||Staff member of President's Committee on Military Assistance (Draper Committee).
||Temporary promotion to Brigadier General.
||Became Assistant Secretary of Defense for special operations.
||Temporary promotion to Major General.
|1963 October 31
||Retired; awarded Distinguished Service Medal (second time) for counter-insurgency work. Became consultant to director of Food
For Peace, White House.
||Returned to South Vietnam as Senior Liaison Officer of the U.S. Mission to South Vietnam, appointed by Ambassador Henry Cabot
Lodge. Also appointed Minister by President Johnson. Staff became the "Senior Liaison Office" (SLO). Work involved winning
support in Vietnamese countryside.
||Assistant to Ambassador Ellsworth Bunker, U.S. Mission to South Vietnam.
The Midst Of Wars
|1987, February 23
||Died, McLean, Virginia
The Lansdale papers are drawn almost entirely from the post-World War II period. During
the years following the war, General Lansdale served in the Philippines Ryukyus Command
(1945-48), returned briefly to the United States as an instructor at the Lowry Air Force
Base (1949), and then transferred back to the Philippines to serve in the Joint U.S.
Military Advisory Group (1950-54). In 1953, Lansdale visited Vietnam with General J.W.
O'Daniel's advisory mission to the French forces, and in 1954 he was transferred to
Saigon for a two-year term (1954-56). In 1957 Lansdale joined the office of the Secretary
of Defense as a special operations expert. After his retirement in 1963, and a brief

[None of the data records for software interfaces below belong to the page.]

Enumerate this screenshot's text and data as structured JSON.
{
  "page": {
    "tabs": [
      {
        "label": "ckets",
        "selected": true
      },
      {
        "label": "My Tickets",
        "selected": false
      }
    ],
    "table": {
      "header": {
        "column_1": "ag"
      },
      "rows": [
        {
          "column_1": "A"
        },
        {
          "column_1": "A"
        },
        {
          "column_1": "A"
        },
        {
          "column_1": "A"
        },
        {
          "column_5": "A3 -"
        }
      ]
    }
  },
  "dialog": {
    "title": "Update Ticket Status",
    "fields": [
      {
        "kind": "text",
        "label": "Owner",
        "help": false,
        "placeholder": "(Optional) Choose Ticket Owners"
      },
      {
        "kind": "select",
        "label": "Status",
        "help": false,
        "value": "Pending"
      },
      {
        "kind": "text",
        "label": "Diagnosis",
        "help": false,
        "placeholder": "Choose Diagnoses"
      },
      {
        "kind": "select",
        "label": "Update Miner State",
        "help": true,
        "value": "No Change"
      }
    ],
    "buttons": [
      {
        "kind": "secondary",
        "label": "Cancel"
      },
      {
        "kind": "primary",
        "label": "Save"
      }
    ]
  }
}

tenure as consultant to the White House Food for Peace program, he returned to Saigon as
Senior Liaison Officer at the U.S. Embassy (1965-68). He published his memoirs in 1972.

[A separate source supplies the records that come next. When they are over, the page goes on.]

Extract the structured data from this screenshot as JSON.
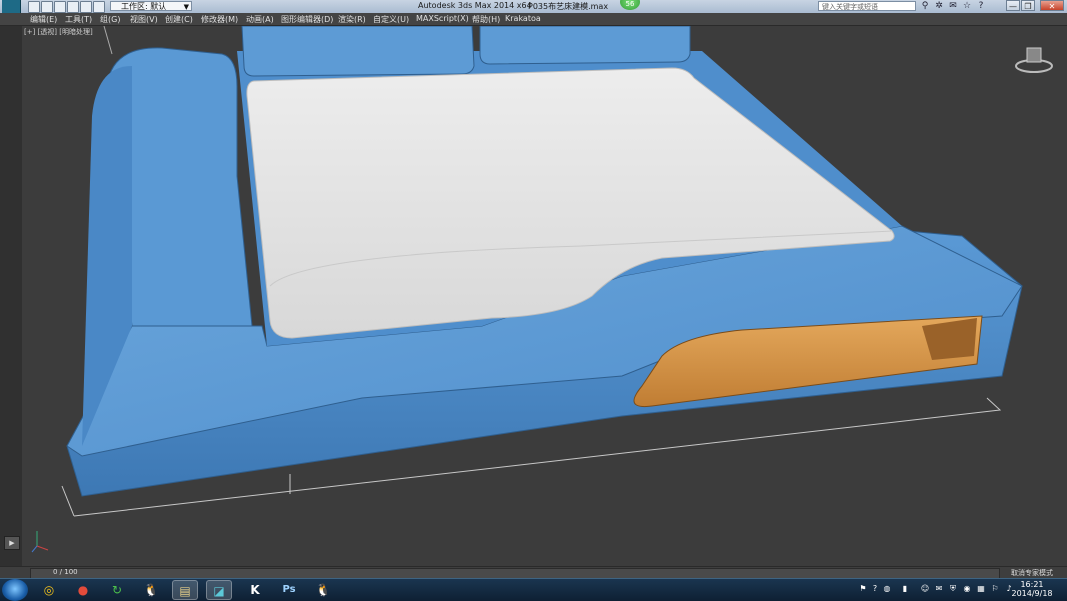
{
  "titlebar": {
    "workspace_label": "工作区: 默认",
    "app_title": "Autodesk 3ds Max  2014 x64",
    "file_title": "P035布艺床建模.max",
    "badge": "56",
    "search_placeholder": "键入关键字或短语",
    "window_buttons": {
      "minimize": "—",
      "restore": "❐",
      "close": "✕"
    }
  },
  "menubar": {
    "items": [
      "编辑(E)",
      "工具(T)",
      "组(G)",
      "视图(V)",
      "创建(C)",
      "修改器(M)",
      "动画(A)",
      "图形编辑器(D)",
      "渲染(R)",
      "自定义(U)",
      "MAXScript(X)",
      "帮助(H)",
      "Krakatoa"
    ]
  },
  "viewport": {
    "label": "[+] [透视] [明暗处理]"
  },
  "statusbar": {
    "frame_counter": "0 / 100",
    "message": "取消专家模式"
  },
  "taskbar": {
    "apps": [
      {
        "icon": "360-icon",
        "glyph": "◎"
      },
      {
        "icon": "chrome-icon",
        "glyph": "●"
      },
      {
        "icon": "green-app-icon",
        "glyph": "↻"
      },
      {
        "icon": "qq-penguin-icon",
        "glyph": "🐧"
      },
      {
        "icon": "folder-icon",
        "glyph": "▤"
      },
      {
        "icon": "3dsmax-icon",
        "glyph": "◪"
      },
      {
        "icon": "k-app-icon",
        "glyph": "K"
      },
      {
        "icon": "photoshop-icon",
        "glyph": "Ps"
      },
      {
        "icon": "qq-penguin-icon",
        "glyph": "🐧"
      }
    ],
    "clock_time": "16:21",
    "clock_date": "2014/9/18"
  },
  "colors": {
    "bed_blue": "#4d8fce",
    "mattress_white": "#f2f2f2",
    "drawer_orange": "#d89446",
    "viewport_bg": "#3c3c3c"
  }
}
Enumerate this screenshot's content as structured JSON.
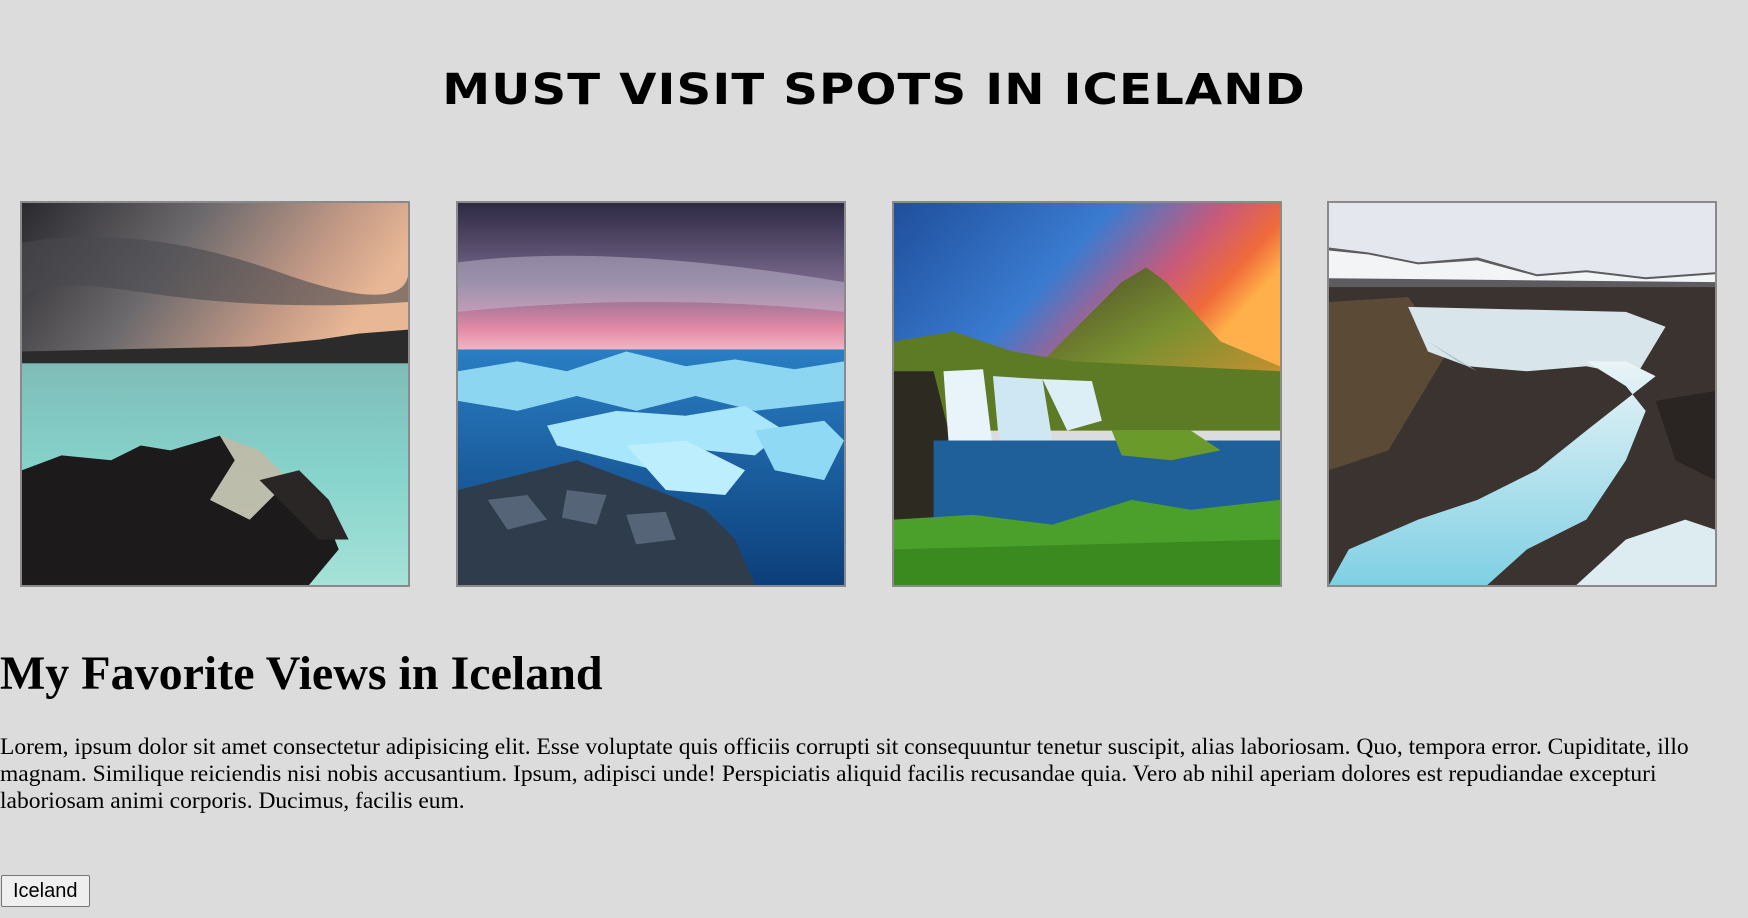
{
  "header": {
    "title": "Must Visit Spots In Iceland"
  },
  "gallery": {
    "photos": [
      {
        "icon": "blue-lagoon-photo"
      },
      {
        "icon": "glacier-lagoon-photo"
      },
      {
        "icon": "kirkjufell-waterfall-photo"
      },
      {
        "icon": "river-waterfall-photo"
      }
    ]
  },
  "main": {
    "heading": "My Favorite Views in Iceland",
    "paragraph": "Lorem, ipsum dolor sit amet consectetur adipisicing elit. Esse voluptate quis officiis corrupti sit consequuntur tenetur suscipit, alias laboriosam. Quo, tempora error. Cupiditate, illo magnam. Similique reiciendis nisi nobis accusantium. Ipsum, adipisci unde! Perspiciatis aliquid facilis recusandae quia. Vero ab nihil aperiam dolores est repudiandae excepturi laboriosam animi corporis. Ducimus, facilis eum.",
    "button_label": "Iceland"
  },
  "colors": {
    "background": "#dcdcdc",
    "photo_border": "#8a8a8a"
  }
}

The papers are divided into fifteen series. The first five (biographical file,
correspondence file, diaries, speeches and writings, and subject file) consist of
materials drawn from the entire time period (1945-present). The diaries record some of

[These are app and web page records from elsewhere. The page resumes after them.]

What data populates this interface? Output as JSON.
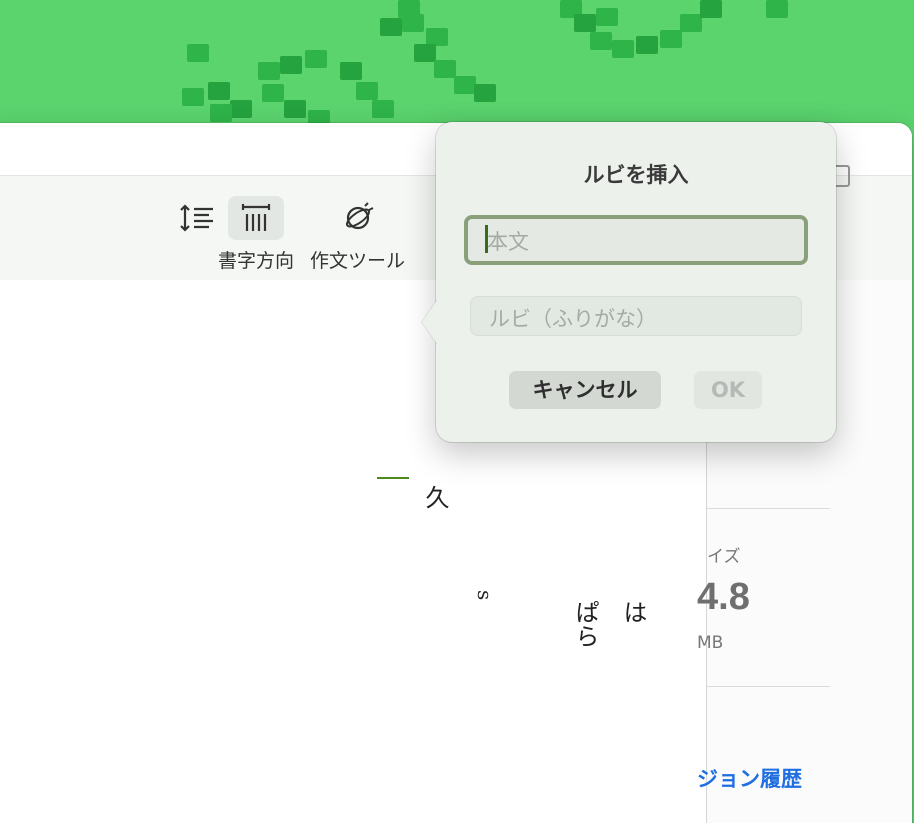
{
  "toolbar": {
    "items": [
      {
        "label": "",
        "icon": "text-spacing-icon"
      },
      {
        "label": "書字方向",
        "icon": "vertical-text-icon"
      },
      {
        "label": "作文ツール",
        "icon": "writing-tools-icon"
      }
    ]
  },
  "document": {
    "columns": [
      "は",
      "ぱら",
      "s",
      "久"
    ]
  },
  "inspector": {
    "size_label": "イズ",
    "size_value": "4.8",
    "size_unit": "MB",
    "history_link": "ジョン履歴"
  },
  "dialog": {
    "title": "ルビを挿入",
    "base_text_placeholder": "本文",
    "ruby_placeholder": "ルビ（ふりがな）",
    "cancel_label": "キャンセル",
    "ok_label": "OK"
  },
  "colors": {
    "wallpaper": "#5bd46e",
    "accent_green": "#4e8a1d",
    "link_blue": "#1f6fe0"
  }
}
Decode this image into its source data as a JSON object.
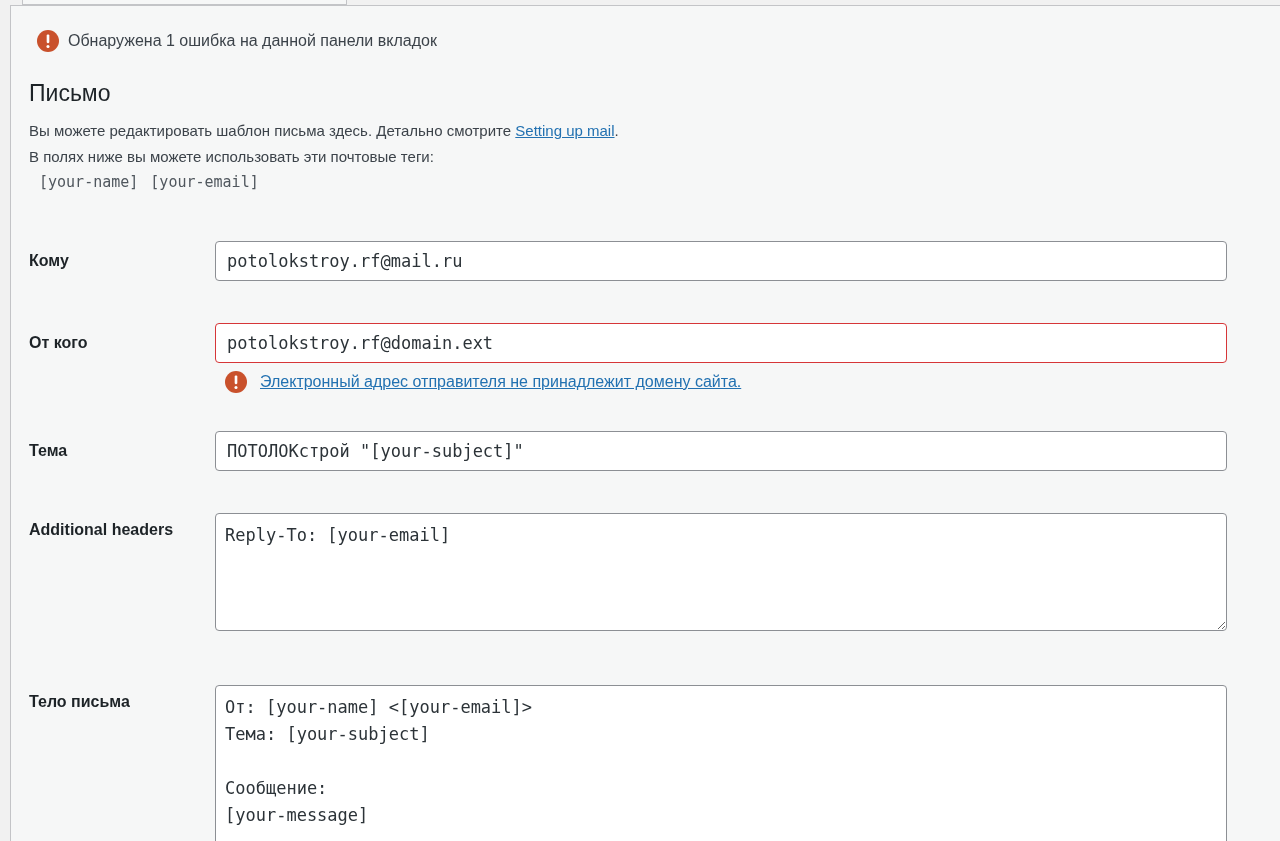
{
  "tab": {
    "selected": true
  },
  "notice": {
    "text": "Обнаружена 1 ошибка на данной панели вкладок"
  },
  "section": {
    "title": "Письмо",
    "description": "Вы можете редактировать шаблон письма здесь. Детально смотрите ",
    "link": "Setting up mail",
    "description_end": ".",
    "tags_intro": "В полях ниже вы можете использовать эти почтовые теги:",
    "tags": [
      "[your-name]",
      "[your-email]"
    ]
  },
  "fields": [
    {
      "label": "Кому",
      "kind": "input",
      "value": "potolokstroy.rf@mail.ru",
      "invalid": false
    },
    {
      "label": "От кого",
      "kind": "input",
      "value": "potolokstroy.rf@domain.ext",
      "invalid": true,
      "error": "Электронный адрес отправителя не принадлежит домену сайта."
    },
    {
      "label": "Тема",
      "kind": "input",
      "value": "ПОТОЛОКстрой \"[your-subject]\"",
      "invalid": false
    },
    {
      "label": "Additional headers",
      "kind": "textarea",
      "value": "Reply-To: [your-email]",
      "invalid": false
    },
    {
      "label": "Тело письма",
      "kind": "body",
      "value": "От: [your-name] <[your-email]>\nТема: [your-subject]\n\nСообщение:\n[your-message]",
      "invalid": false
    }
  ]
}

Lansdale's impressions and experiences during his first period in the Philippines. Within
the speeches and writings series are the notes and drafts for Lansdale's memoirs
The Midst Of Wars), containing much material not published in the final
version. The subject file series is very broad, but of special interest under "Vietnam"
are the sub-headings "politics and government" and "Republic of Vietnam." The latter is a
sampling of memoranda and other papers from the government of Ngo Dinh Diem and his
successors. Finally, several pamphlets outlining "operational guidelines" for cadre
working within the rural construction (revolutionary development) program are found under
"Vietnamese conflict" (sub-heading "pacification").
The next five series follow Lansdale's career paths from his first years in the
Philippines to his last stay in Vietnam. There are three very compact series of material
from his two periods in the Philippines and his first period in Vietnam. The bulk of the
collection is found in the other two career series: the files from the Department of
Defense, Office of the Secretary of Defense, and from the United States Embassy-Saigon,
Senior Liaison Office.
In the Department of Defense series are found memoranda, reports, and other items from
the Draper Committee, including schedules from that committee's 1959 tour of some
Southeast Asia countries. Notes, correspondence, and comments from Lansdale's 1961 trip
to Vietnam (with General Maxwell Taylor's party) are also of interest, and are found in
this series under "subject file" (sub-heading "Vietnam").
Within the Senior Liaison Office series the "day files" are especially complete (except
for the security withdrawals--see below). These files comprise a record of each outgoing
letter, memo, and report. Researchers may also wish to consult the tape recording series.
Because of the sensitive nature of many of the Lansdale papers, there have been many
security withdrawals of documents. In the place of these documents the researcher will
find numbered "outcards." These documents will be reviewed for declassification
consideration at five-year intervals, and eventually will be returned to the collection.